Invest at entry level to ease recruitment crisis
With the latest figures from the Office of National Statistics showing that hospitality vacancies were lower in March than the previous month, Bizimply is urging employers to take a two-pronged approach to their staffing needs.
Chief executive, Conor Shaw, said: “In the current market, hospitality managers are having to invest in the pay and conditions of key staff, such as GMs and head chefs, with pay increases and retention bonuses.
“That is already stretching wage budgets, so employers don’t always have the option to increase pay significantly for entry-level staff working front-of-house and kitchen shifts. However, it’s important to understand employee motivation at this level.
“Many of the businesses we work with rely on part-time staff, including team members who combine work with their studies, or who have childcare or other commitments. For these employees, there is now the potential to take home a little more from every shift they work, through the recent increase in the minimum wage and the rise in the National Insurance threshold from June.
“That may be enough of an incentive for them to sign up for the additional hours that every operator is crying out for, and could be a contributing factor in the slight easing in vacancies seen in the latest ONS stats.”
The ONS data
Figures from the ONS published this week show:
- A record 29.6 million people were employed in the UK in March, up 35,000 on February 2022.
- Vacancies in the accommodation and food service sector were down to 164,000 from January to March, which is slightly fewer than the 166,000 vacancies recorded from December to February.
Shaw added: “The recruitment crisis certainly hasn’t gone away, but the slight decline in vacancy numbers reflects our experience that the most switched-on operators are investing in systems that help them to mitigate the impact.
“An employer trying to run their businesses with 10% vacancy rates needs their existing staff to be 10% more efficient, and every employee willing to work an extra shift helps to relieve the immediate challenge for employers.

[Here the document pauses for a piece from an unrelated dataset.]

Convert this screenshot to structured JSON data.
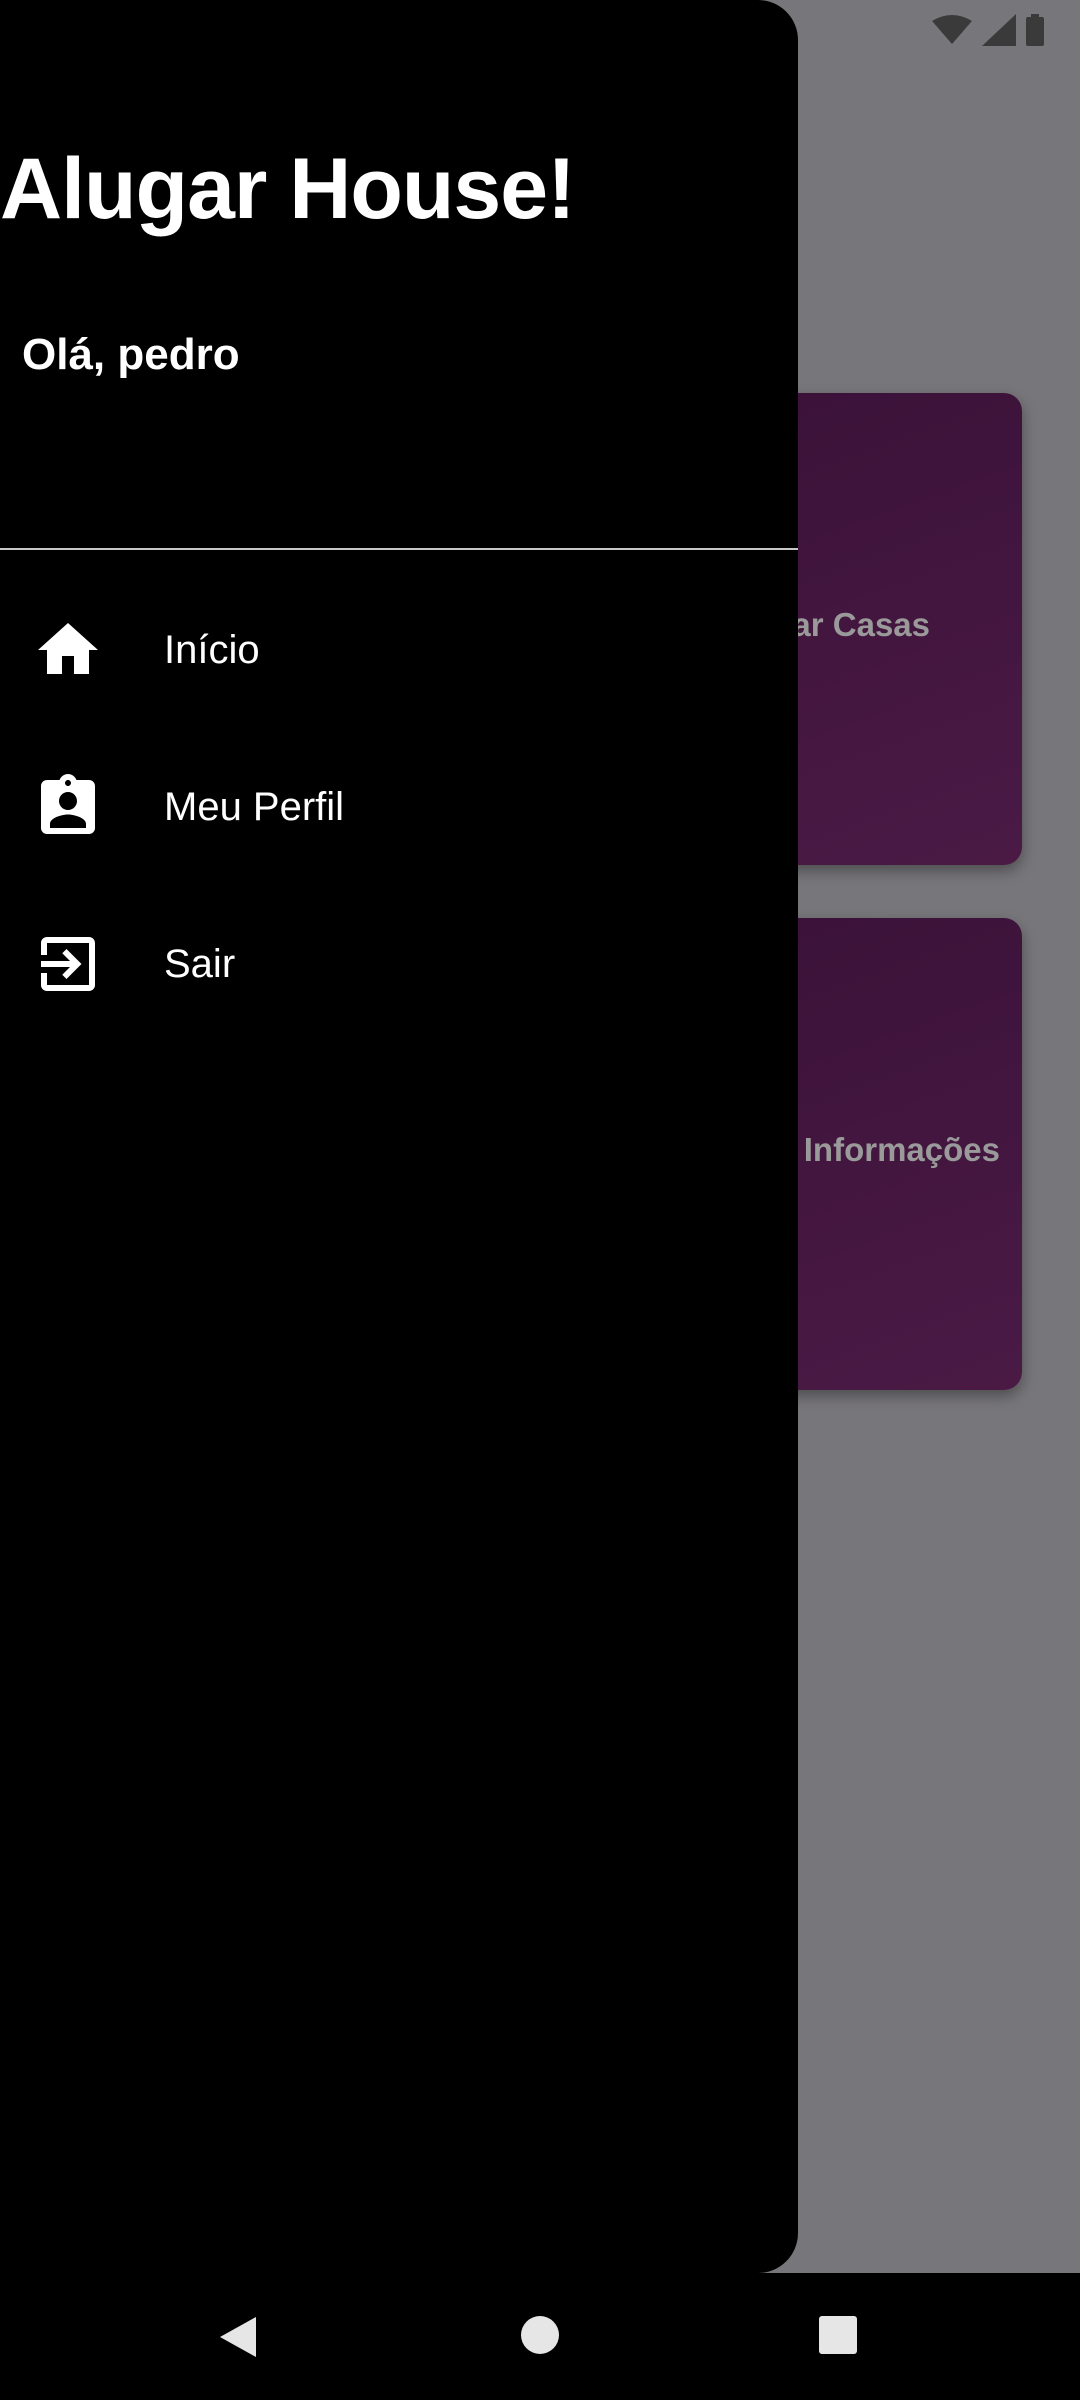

“Businesses that have robust workforce management systems in place will be able to input the new rates of pay and NI, give maximum notice of shifts, and process any changes in employees’ shift patterns quickly, and so will be best placed to benefit.”